((

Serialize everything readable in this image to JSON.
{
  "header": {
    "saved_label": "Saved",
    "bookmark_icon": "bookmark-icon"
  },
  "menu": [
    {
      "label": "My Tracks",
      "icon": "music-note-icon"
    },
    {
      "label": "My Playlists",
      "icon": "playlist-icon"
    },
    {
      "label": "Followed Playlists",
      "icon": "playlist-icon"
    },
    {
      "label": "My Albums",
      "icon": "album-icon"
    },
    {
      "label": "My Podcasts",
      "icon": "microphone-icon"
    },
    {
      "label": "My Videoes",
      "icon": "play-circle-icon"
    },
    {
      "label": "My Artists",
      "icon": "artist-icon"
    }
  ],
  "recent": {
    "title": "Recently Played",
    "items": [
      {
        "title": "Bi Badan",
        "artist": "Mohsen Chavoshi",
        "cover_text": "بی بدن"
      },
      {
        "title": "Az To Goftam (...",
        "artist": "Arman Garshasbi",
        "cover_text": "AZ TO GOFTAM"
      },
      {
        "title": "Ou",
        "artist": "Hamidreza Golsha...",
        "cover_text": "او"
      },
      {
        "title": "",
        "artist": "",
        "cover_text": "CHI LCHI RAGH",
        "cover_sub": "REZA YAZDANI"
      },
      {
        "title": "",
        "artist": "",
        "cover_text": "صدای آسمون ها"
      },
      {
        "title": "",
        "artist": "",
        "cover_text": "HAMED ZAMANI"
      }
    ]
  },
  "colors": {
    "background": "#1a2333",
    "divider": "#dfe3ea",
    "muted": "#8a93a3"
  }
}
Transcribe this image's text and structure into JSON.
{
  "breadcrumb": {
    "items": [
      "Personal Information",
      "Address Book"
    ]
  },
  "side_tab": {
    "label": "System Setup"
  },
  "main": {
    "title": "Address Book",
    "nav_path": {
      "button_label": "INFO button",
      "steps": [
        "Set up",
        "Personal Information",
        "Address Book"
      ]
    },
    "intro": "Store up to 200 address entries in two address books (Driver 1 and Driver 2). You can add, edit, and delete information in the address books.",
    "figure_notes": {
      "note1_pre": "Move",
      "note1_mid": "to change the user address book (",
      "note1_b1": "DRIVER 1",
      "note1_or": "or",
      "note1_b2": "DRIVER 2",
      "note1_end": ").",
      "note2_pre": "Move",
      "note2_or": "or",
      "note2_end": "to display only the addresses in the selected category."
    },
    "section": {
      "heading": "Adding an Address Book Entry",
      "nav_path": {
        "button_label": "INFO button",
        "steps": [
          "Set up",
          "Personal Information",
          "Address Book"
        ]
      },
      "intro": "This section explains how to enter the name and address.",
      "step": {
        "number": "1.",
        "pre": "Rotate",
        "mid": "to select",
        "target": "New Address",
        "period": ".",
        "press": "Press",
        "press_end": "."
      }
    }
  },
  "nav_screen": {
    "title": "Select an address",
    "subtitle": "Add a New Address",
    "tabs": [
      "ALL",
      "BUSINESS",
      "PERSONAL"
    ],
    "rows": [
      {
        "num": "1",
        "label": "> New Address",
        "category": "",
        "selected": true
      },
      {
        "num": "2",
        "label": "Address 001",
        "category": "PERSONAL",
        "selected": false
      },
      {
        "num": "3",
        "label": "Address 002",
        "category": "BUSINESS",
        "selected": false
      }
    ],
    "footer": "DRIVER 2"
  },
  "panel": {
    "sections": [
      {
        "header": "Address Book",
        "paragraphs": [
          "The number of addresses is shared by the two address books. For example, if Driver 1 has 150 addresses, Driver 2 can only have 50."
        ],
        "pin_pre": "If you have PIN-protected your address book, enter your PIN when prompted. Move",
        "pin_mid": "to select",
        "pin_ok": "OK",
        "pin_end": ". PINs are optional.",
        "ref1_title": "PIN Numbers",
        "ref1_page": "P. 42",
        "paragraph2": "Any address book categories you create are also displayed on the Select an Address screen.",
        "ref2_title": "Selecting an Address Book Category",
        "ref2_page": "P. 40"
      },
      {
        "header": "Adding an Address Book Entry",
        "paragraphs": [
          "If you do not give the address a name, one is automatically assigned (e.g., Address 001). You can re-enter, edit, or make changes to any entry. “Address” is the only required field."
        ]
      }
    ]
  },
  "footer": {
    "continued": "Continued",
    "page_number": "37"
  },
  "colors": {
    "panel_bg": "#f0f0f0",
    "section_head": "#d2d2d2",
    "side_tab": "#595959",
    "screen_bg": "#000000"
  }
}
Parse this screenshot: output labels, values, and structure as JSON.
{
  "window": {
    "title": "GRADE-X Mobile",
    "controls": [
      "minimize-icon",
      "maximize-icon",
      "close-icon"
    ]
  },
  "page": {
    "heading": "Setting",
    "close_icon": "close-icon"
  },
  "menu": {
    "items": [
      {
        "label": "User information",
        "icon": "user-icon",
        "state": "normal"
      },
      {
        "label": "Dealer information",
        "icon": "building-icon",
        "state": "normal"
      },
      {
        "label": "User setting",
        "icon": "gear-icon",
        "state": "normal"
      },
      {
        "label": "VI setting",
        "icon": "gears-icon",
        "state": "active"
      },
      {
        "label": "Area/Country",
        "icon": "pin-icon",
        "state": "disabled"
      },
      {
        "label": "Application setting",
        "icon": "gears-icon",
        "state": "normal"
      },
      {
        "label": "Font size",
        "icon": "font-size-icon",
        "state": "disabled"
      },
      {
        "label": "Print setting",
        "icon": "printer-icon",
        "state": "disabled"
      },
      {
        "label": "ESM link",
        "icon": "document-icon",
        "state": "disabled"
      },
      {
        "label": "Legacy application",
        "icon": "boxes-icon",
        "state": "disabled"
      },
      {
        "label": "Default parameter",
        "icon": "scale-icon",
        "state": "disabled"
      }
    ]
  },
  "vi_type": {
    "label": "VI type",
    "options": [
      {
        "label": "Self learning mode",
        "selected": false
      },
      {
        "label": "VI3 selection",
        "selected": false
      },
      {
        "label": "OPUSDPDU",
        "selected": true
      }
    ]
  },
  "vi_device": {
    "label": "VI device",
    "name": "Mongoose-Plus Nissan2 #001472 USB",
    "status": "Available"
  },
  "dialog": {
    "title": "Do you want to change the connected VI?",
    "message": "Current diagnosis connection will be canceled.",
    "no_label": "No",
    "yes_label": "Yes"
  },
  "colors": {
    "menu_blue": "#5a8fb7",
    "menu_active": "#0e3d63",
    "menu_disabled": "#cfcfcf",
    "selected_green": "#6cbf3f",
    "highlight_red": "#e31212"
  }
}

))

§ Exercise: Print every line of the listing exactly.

§ Expected answer:
Serialize everything readable in this image to JSON.
{
  "header": {
    "saved_label": "Saved",
    "bookmark_icon": "bookmark-icon"
  },
  "menu": [
    {
      "label": "My Tracks",
      "icon": "music-note-icon"
    },
    {
      "label": "My Playlists",
      "icon": "playlist-icon"
    },
    {
      "label": "Followed Playlists",
      "icon": "playlist-icon"
    },
    {
      "label": "My Albums",
      "icon": "album-icon"
    },
    {
      "label": "My Podcasts",
      "icon": "microphone-icon"
    },
    {
      "label": "My Videoes",
      "icon": "play-circle-icon"
    },
    {
      "label": "My Artists",
      "icon": "artist-icon"
    }
  ],
  "recent": {
    "title": "Recently Played",
    "items": [
      {
        "title": "Bi Badan",
        "artist": "Mohsen Chavoshi",
        "cover_text": "بی بدن"
      },
      {
        "title": "Az To Goftam (...",
        "artist": "Arman Garshasbi",
        "cover_text": "AZ TO GOFTAM"
      },
      {
        "title": "Ou",
        "artist": "Hamidreza Golsha...",
        "cover_text": "او"
      },
      {
        "title": "",
        "artist": "",
        "cover_text": "CHI LCHI RAGH",
        "cover_sub": "REZA YAZDANI"
      },
      {
        "title": "",
        "artist": "",
        "cover_text": "صدای آسمون ها"
      },
      {
        "title": "",
        "artist": "",
        "cover_text": "HAMED ZAMANI"
      }
    ]
  },
  "colors": {
    "background": "#1a2333",
    "divider": "#dfe3ea",
    "muted": "#8a93a3"
  }
}
Transcribe this image's text and structure into JSON.
{
  "breadcrumb": {
    "items": [
      "Personal Information",
      "Address Book"
    ]
  },
  "side_tab": {
    "label": "System Setup"
  },
  "main": {
    "title": "Address Book",
    "nav_path": {
      "button_label": "INFO button",
      "steps": [
        "Set up",
        "Personal Information",
        "Address Book"
      ]
    },
    "intro": "Store up to 200 address entries in two address books (Driver 1 and Driver 2). You can add, edit, and delete information in the address books.",
    "figure_notes": {
      "note1_pre": "Move",
      "note1_mid": "to change the user address book (",
      "note1_b1": "DRIVER 1",
      "note1_or": "or",
      "note1_b2": "DRIVER 2",
      "note1_end": ").",
      "note2_pre": "Move",
      "note2_or": "or",
      "note2_end": "to display only the addresses in the selected category."
    },
    "section": {
      "heading": "Adding an Address Book Entry",
      "nav_path": {
        "button_label": "INFO button",
        "steps": [
          "Set up",
          "Personal Information",
          "Address Book"
        ]
      },
      "intro": "This section explains how to enter the name and address.",
      "step": {
        "number": "1.",
        "pre": "Rotate",
        "mid": "to select",
        "target": "New Address",
        "period": ".",
        "press": "Press",
        "press_end": "."
      }
    }
  },
  "nav_screen": {
    "title": "Select an address",
    "subtitle": "Add a New Address",
    "tabs": [
      "ALL",
      "BUSINESS",
      "PERSONAL"
    ],
    "rows": [
      {
        "num": "1",
        "label": "> New Address",
        "category": "",
        "selected": true
      },
      {
        "num": "2",
        "label": "Address 001",
        "category": "PERSONAL",
        "selected": false
      },
      {
        "num": "3",
        "label": "Address 002",
        "category": "BUSINESS",
        "selected": false
      }
    ],
    "footer": "DRIVER 2"
  },
  "panel": {
    "sections": [
      {
        "header": "Address Book",
        "paragraphs": [
          "The number of addresses is shared by the two address books. For example, if Driver 1 has 150 addresses, Driver 2 can only have 50."
        ],
        "pin_pre": "If you have PIN-protected your address book, enter your PIN when prompted. Move",
        "pin_mid": "to select",
        "pin_ok": "OK",
        "pin_end": ". PINs are optional.",
        "ref1_title": "PIN Numbers",
        "ref1_page": "P. 42",
        "paragraph2": "Any address book categories you create are also displayed on the Select an Address screen.",
        "ref2_title": "Selecting an Address Book Category",
        "ref2_page": "P. 40"
      },
      {
        "header": "Adding an Address Book Entry",
        "paragraphs": [
          "If you do not give the address a name, one is automatically assigned (e.g., Address 001). You can re-enter, edit, or make changes to any entry. “Address” is the only required field."
        ]
      }
    ]
  },
  "footer": {
    "continued": "Continued",
    "page_number": "37"
  },
  "colors": {
    "panel_bg": "#f0f0f0",
    "section_head": "#d2d2d2",
    "side_tab": "#595959",
    "screen_bg": "#000000"
  }
}
Parse this screenshot: output labels, values, and structure as JSON.
{
  "window": {
    "title": "GRADE-X Mobile",
    "controls": [
      "minimize-icon",
      "maximize-icon",
      "close-icon"
    ]
  },
  "page": {
    "heading": "Setting",
    "close_icon": "close-icon"
  },
  "menu": {
    "items": [
      {
        "label": "User information",
        "icon": "user-icon",
        "state": "normal"
      },
      {
        "label": "Dealer information",
        "icon": "building-icon",
        "state": "normal"
      },
      {
        "label": "User setting",
        "icon": "gear-icon",
        "state": "normal"
      },
      {
        "label": "VI setting",
        "icon": "gears-icon",
        "state": "active"
      },
      {
        "label": "Area/Country",
        "icon": "pin-icon",
        "state": "disabled"
      },
      {
        "label": "Application setting",
        "icon": "gears-icon",
        "state": "normal"
      },
      {
        "label": "Font size",
        "icon": "font-size-icon",
        "state": "disabled"
      },
      {
        "label": "Print setting",
        "icon": "printer-icon",
        "state": "disabled"
      },
      {
        "label": "ESM link",
        "icon": "document-icon",
        "state": "disabled"
      },
      {
        "label": "Legacy application",
        "icon": "boxes-icon",
        "state": "disabled"
      },
      {
        "label": "Default parameter",
        "icon": "scale-icon",
        "state": "disabled"
      }
    ]
  },
  "vi_type": {
    "label": "VI type",
    "options": [
      {
        "label": "Self learning mode",
        "selected": false
      },
      {
        "label": "VI3 selection",
        "selected": false
      },
      {
        "label": "OPUSDPDU",
        "selected": true
      }
    ]
  },
  "vi_device": {
    "label": "VI device",
    "name": "Mongoose-Plus Nissan2 #001472 USB",
    "status": "Available"
  },
  "dialog": {
    "title": "Do you want to change the connected VI?",
    "message": "Current diagnosis connection will be canceled.",
    "no_label": "No",
    "yes_label": "Yes"
  },
  "colors": {
    "menu_blue": "#5a8fb7",
    "menu_active": "#0e3d63",
    "menu_disabled": "#cfcfcf",
    "selected_green": "#6cbf3f",
    "highlight_red": "#e31212"
  }
}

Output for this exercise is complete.